- _EXERCISE DESCRIPTION_: What you return should match every record exactly, with the images removed.
───
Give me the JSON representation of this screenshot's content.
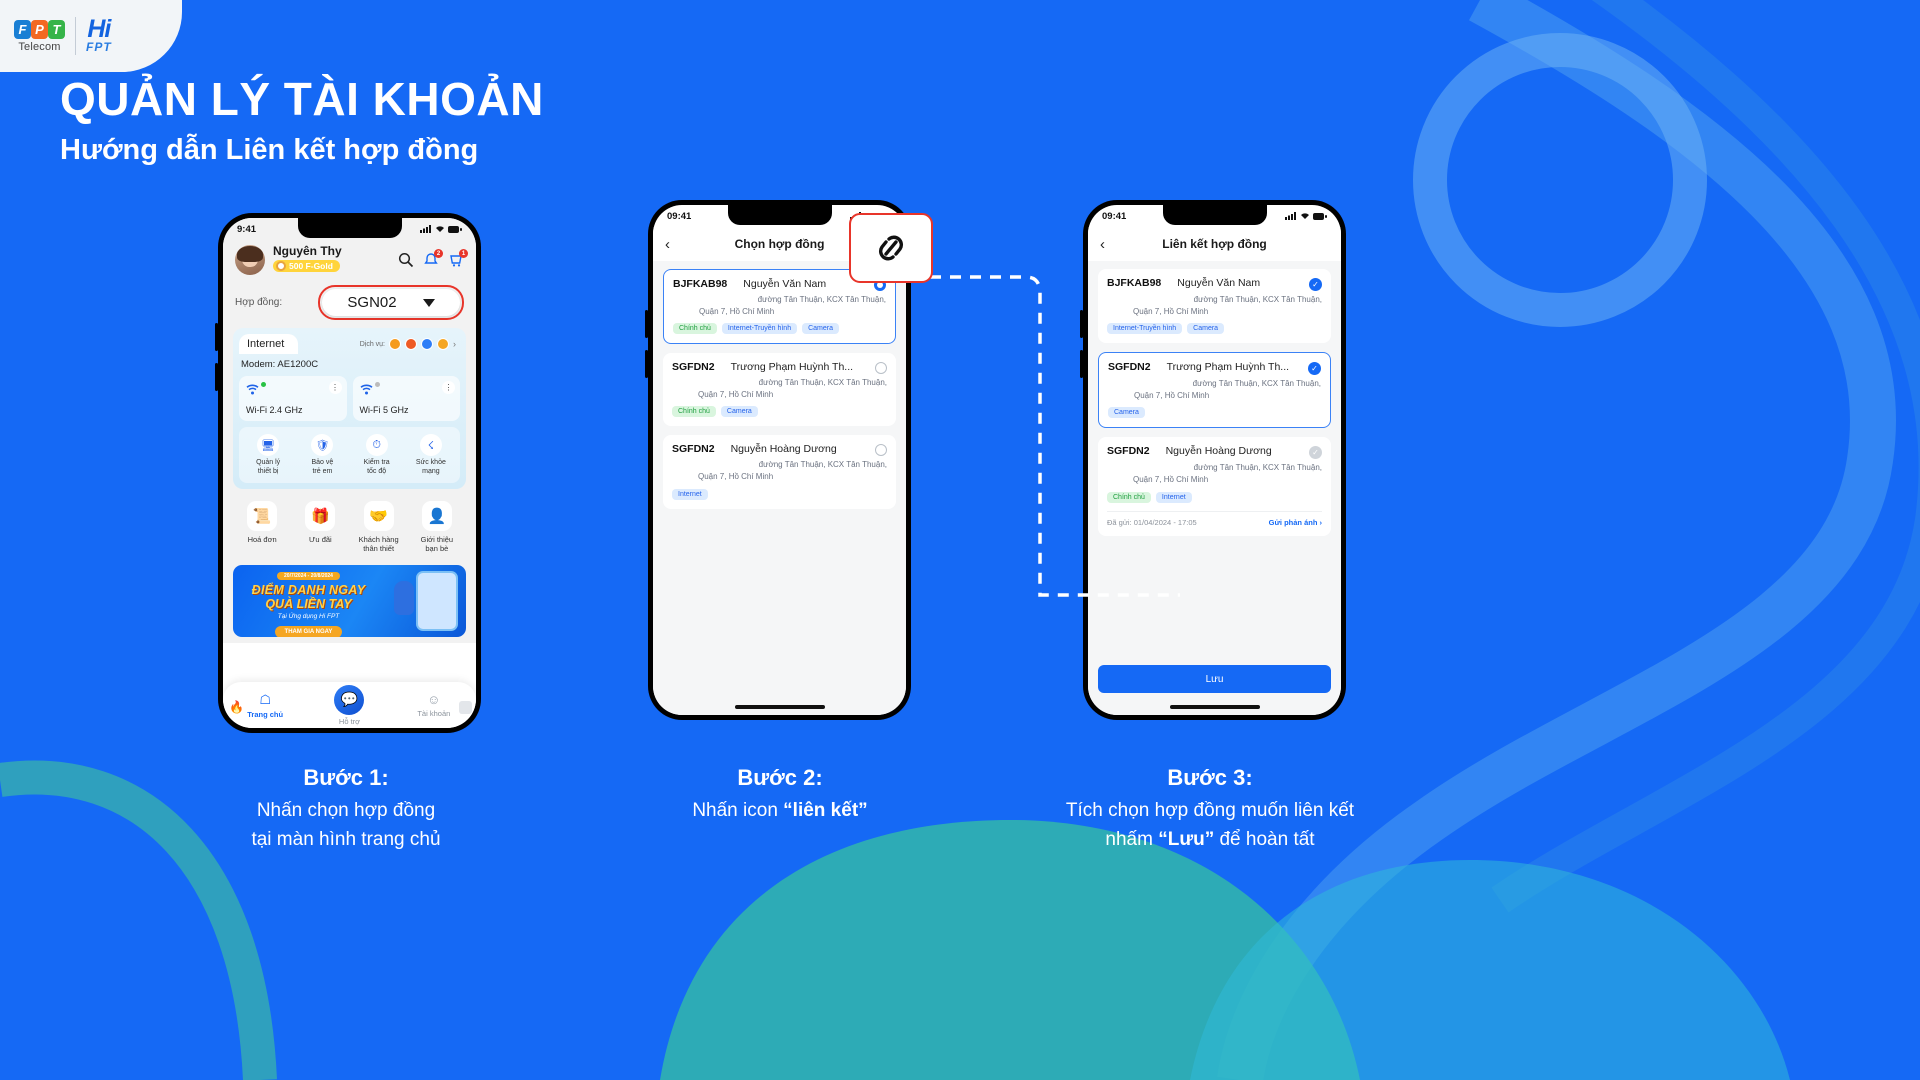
{
  "brand": {
    "fpt_letters": [
      "F",
      "P",
      "T"
    ],
    "fpt_sub": "Telecom",
    "hi_word": "Hi",
    "hi_sub": "FPT"
  },
  "header": {
    "title": "QUẢN LÝ TÀI KHOẢN",
    "subtitle": "Hướng dẫn Liên kết hợp đồng"
  },
  "phone1": {
    "time": "9:41",
    "user_name": "Nguyên Thy",
    "gold": "500 F-Gold",
    "search_icon": "search-icon",
    "bell_badge": "2",
    "cart_badge": "1",
    "contract_label": "Hợp đồng:",
    "contract_value": "SGN02",
    "tab_internet": "Internet",
    "service_label": "Dịch vụ:",
    "modem": "Modem: AE1200C",
    "wifi": [
      {
        "label": "Wi-Fi 2.4 GHz",
        "status": "on"
      },
      {
        "label": "Wi-Fi 5 GHz",
        "status": "off"
      }
    ],
    "tools": [
      {
        "label": "Quản lý\nthiết bị",
        "icon": "devices-icon"
      },
      {
        "label": "Bảo vệ\ntrẻ em",
        "icon": "shield-icon"
      },
      {
        "label": "Kiểm tra\ntốc độ",
        "icon": "speed-icon"
      },
      {
        "label": "Sức khỏe\nmạng",
        "icon": "network-health-icon"
      }
    ],
    "services": [
      {
        "label": "Hoá đơn",
        "icon": "invoice-icon"
      },
      {
        "label": "Ưu đãi",
        "icon": "gift-icon"
      },
      {
        "label": "Khách hàng\nthân thiết",
        "icon": "loyalty-icon"
      },
      {
        "label": "Giới thiệu\nbạn bè",
        "icon": "referral-icon"
      }
    ],
    "banner": {
      "date": "20/7/2024 - 20/8/2024",
      "line1": "ĐIỂM DANH NGAY",
      "line2": "QUÀ LIỀN TAY",
      "line3": "Tại Ứng dụng Hi FPT",
      "cta": "THAM GIA NGAY"
    },
    "nav": [
      {
        "label": "Trang chủ",
        "icon": "home-icon",
        "active": true
      },
      {
        "label": "Hỗ trợ",
        "icon": "support-icon",
        "active": false
      },
      {
        "label": "Tài khoản",
        "icon": "account-icon",
        "active": false
      }
    ]
  },
  "phone2": {
    "time": "09:41",
    "back_icon": "back-chevron-icon",
    "title": "Chọn hợp đồng",
    "cards": [
      {
        "code": "BJFKAB98",
        "name": "Nguyễn Văn Nam",
        "addr1": "đường Tân Thuận, KCX Tân Thuận,",
        "addr2": "Quận 7, Hồ Chí Minh",
        "tags": [
          {
            "text": "Chính chủ",
            "type": "green"
          },
          {
            "text": "Internet-Truyền hình",
            "type": "blue"
          },
          {
            "text": "Camera",
            "type": "blue"
          }
        ],
        "selected": true
      },
      {
        "code": "SGFDN2",
        "name": "Trương Phạm Huỳnh Th...",
        "addr1": "đường Tân Thuận, KCX Tân Thuận,",
        "addr2": "Quận 7, Hồ Chí Minh",
        "tags": [
          {
            "text": "Chính chủ",
            "type": "green"
          },
          {
            "text": "Camera",
            "type": "blue"
          }
        ],
        "selected": false
      },
      {
        "code": "SGFDN2",
        "name": "Nguyễn Hoàng Dương",
        "addr1": "đường Tân Thuận, KCX Tân Thuận,",
        "addr2": "Quận 7, Hồ Chí Minh",
        "tags": [
          {
            "text": "Internet",
            "type": "blue"
          }
        ],
        "selected": false
      }
    ]
  },
  "callout": {
    "icon": "link-icon"
  },
  "phone3": {
    "time": "09:41",
    "back_icon": "back-chevron-icon",
    "title": "Liên kết hợp đồng",
    "cards": [
      {
        "code": "BJFKAB98",
        "name": "Nguyễn Văn Nam",
        "addr1": "đường Tân Thuận, KCX Tân Thuận,",
        "addr2": "Quận 7, Hồ Chí Minh",
        "tags": [
          {
            "text": "Internet-Truyền hình",
            "type": "blue"
          },
          {
            "text": "Camera",
            "type": "blue"
          }
        ],
        "checked": true,
        "disabled": false
      },
      {
        "code": "SGFDN2",
        "name": "Trương Phạm Huỳnh Th...",
        "addr1": "đường Tân Thuận, KCX Tân Thuận,",
        "addr2": "Quận 7, Hồ Chí Minh",
        "tags": [
          {
            "text": "Camera",
            "type": "blue"
          }
        ],
        "checked": true,
        "disabled": false
      },
      {
        "code": "SGFDN2",
        "name": "Nguyễn Hoàng Dương",
        "addr1": "đường Tân Thuận, KCX Tân Thuận,",
        "addr2": "Quận 7, Hồ Chí Minh",
        "tags": [
          {
            "text": "Chính chủ",
            "type": "green"
          },
          {
            "text": "Internet",
            "type": "blue"
          }
        ],
        "checked": false,
        "disabled": true,
        "sent": "Đã gửi: 01/04/2024 - 17:05",
        "link": "Gửi phản ánh"
      }
    ],
    "save_label": "Lưu"
  },
  "steps": [
    {
      "title": "Bước 1:",
      "line1": "Nhấn chọn hợp đồng",
      "line2": "tại màn hình trang chủ"
    },
    {
      "title": "Bước 2:",
      "line1_pre": "Nhấn icon ",
      "line1_b": "“liên kết”",
      "line2": ""
    },
    {
      "title": "Bước 3:",
      "line1": "Tích chọn hợp đồng muốn liên kết",
      "line2_pre": "nhấm ",
      "line2_b": "“Lưu”",
      "line2_post": " để hoàn tất"
    }
  ],
  "colors": {
    "brand_blue": "#1569f5",
    "accent_red": "#e8352a",
    "green": "#1e9e3e"
  }
}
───
- _EXERCISE RESULT_:
Give me the JSON representation of this screenshot's content.
{
  "brand": {
    "fpt_letters": [
      "F",
      "P",
      "T"
    ],
    "fpt_sub": "Telecom",
    "hi_word": "Hi",
    "hi_sub": "FPT"
  },
  "header": {
    "title": "QUẢN LÝ TÀI KHOẢN",
    "subtitle": "Hướng dẫn Liên kết hợp đồng"
  },
  "phone1": {
    "time": "9:41",
    "user_name": "Nguyên Thy",
    "gold": "500 F-Gold",
    "search_icon": "search-icon",
    "bell_badge": "2",
    "cart_badge": "1",
    "contract_label": "Hợp đồng:",
    "contract_value": "SGN02",
    "tab_internet": "Internet",
    "service_label": "Dịch vụ:",
    "modem": "Modem: AE1200C",
    "wifi": [
      {
        "label": "Wi-Fi 2.4 GHz",
        "status": "on"
      },
      {
        "label": "Wi-Fi 5 GHz",
        "status": "off"
      }
    ],
    "tools": [
      {
        "label": "Quản lý\nthiết bị",
        "icon": "devices-icon"
      },
      {
        "label": "Bảo vệ\ntrẻ em",
        "icon": "shield-icon"
      },
      {
        "label": "Kiểm tra\ntốc độ",
        "icon": "speed-icon"
      },
      {
        "label": "Sức khỏe\nmạng",
        "icon": "network-health-icon"
      }
    ],
    "services": [
      {
        "label": "Hoá đơn",
        "icon": "invoice-icon"
      },
      {
        "label": "Ưu đãi",
        "icon": "gift-icon"
      },
      {
        "label": "Khách hàng\nthân thiết",
        "icon": "loyalty-icon"
      },
      {
        "label": "Giới thiệu\nbạn bè",
        "icon": "referral-icon"
      }
    ],
    "banner": {
      "date": "20/7/2024 - 20/8/2024",
      "line1": "ĐIỂM DANH NGAY",
      "line2": "QUÀ LIỀN TAY",
      "line3": "Tại Ứng dụng Hi FPT",
      "cta": "THAM GIA NGAY"
    },
    "nav": [
      {
        "label": "Trang chủ",
        "icon": "home-icon",
        "active": true
      },
      {
        "label": "Hỗ trợ",
        "icon": "support-icon",
        "active": false
      },
      {
        "label": "Tài khoản",
        "icon": "account-icon",
        "active": false
      }
    ]
  },
  "phone2": {
    "time": "09:41",
    "back_icon": "back-chevron-icon",
    "title": "Chọn hợp đồng",
    "cards": [
      {
        "code": "BJFKAB98",
        "name": "Nguyễn Văn Nam",
        "addr1": "đường Tân Thuận, KCX Tân Thuận,",
        "addr2": "Quận 7, Hồ Chí Minh",
        "tags": [
          {
            "text": "Chính chủ",
            "type": "green"
          },
          {
            "text": "Internet-Truyền hình",
            "type": "blue"
          },
          {
            "text": "Camera",
            "type": "blue"
          }
        ],
        "selected": true
      },
      {
        "code": "SGFDN2",
        "name": "Trương Phạm Huỳnh Th...",
        "addr1": "đường Tân Thuận, KCX Tân Thuận,",
        "addr2": "Quận 7, Hồ Chí Minh",
        "tags": [
          {
            "text": "Chính chủ",
            "type": "green"
          },
          {
            "text": "Camera",
            "type": "blue"
          }
        ],
        "selected": false
      },
      {
        "code": "SGFDN2",
        "name": "Nguyễn Hoàng Dương",
        "addr1": "đường Tân Thuận, KCX Tân Thuận,",
        "addr2": "Quận 7, Hồ Chí Minh",
        "tags": [
          {
            "text": "Internet",
            "type": "blue"
          }
        ],
        "selected": false
      }
    ]
  },
  "callout": {
    "icon": "link-icon"
  },
  "phone3": {
    "time": "09:41",
    "back_icon": "back-chevron-icon",
    "title": "Liên kết hợp đồng",
    "cards": [
      {
        "code": "BJFKAB98",
        "name": "Nguyễn Văn Nam",
        "addr1": "đường Tân Thuận, KCX Tân Thuận,",
        "addr2": "Quận 7, Hồ Chí Minh",
        "tags": [
          {
            "text": "Internet-Truyền hình",
            "type": "blue"
          },
          {
            "text": "Camera",
            "type": "blue"
          }
        ],
        "checked": true,
        "disabled": false
      },
      {
        "code": "SGFDN2",
        "name": "Trương Phạm Huỳnh Th...",
        "addr1": "đường Tân Thuận, KCX Tân Thuận,",
        "addr2": "Quận 7, Hồ Chí Minh",
        "tags": [
          {
            "text": "Camera",
            "type": "blue"
          }
        ],
        "checked": true,
        "disabled": false
      },
      {
        "code": "SGFDN2",
        "name": "Nguyễn Hoàng Dương",
        "addr1": "đường Tân Thuận, KCX Tân Thuận,",
        "addr2": "Quận 7, Hồ Chí Minh",
        "tags": [
          {
            "text": "Chính chủ",
            "type": "green"
          },
          {
            "text": "Internet",
            "type": "blue"
          }
        ],
        "checked": false,
        "disabled": true,
        "sent": "Đã gửi: 01/04/2024 - 17:05",
        "link": "Gửi phản ánh"
      }
    ],
    "save_label": "Lưu"
  },
  "steps": [
    {
      "title": "Bước 1:",
      "line1": "Nhấn chọn hợp đồng",
      "line2": "tại màn hình trang chủ"
    },
    {
      "title": "Bước 2:",
      "line1_pre": "Nhấn icon ",
      "line1_b": "“liên kết”",
      "line2": ""
    },
    {
      "title": "Bước 3:",
      "line1": "Tích chọn hợp đồng muốn liên kết",
      "line2_pre": "nhấm ",
      "line2_b": "“Lưu”",
      "line2_post": " để hoàn tất"
    }
  ],
  "colors": {
    "brand_blue": "#1569f5",
    "accent_red": "#e8352a",
    "green": "#1e9e3e"
  }
}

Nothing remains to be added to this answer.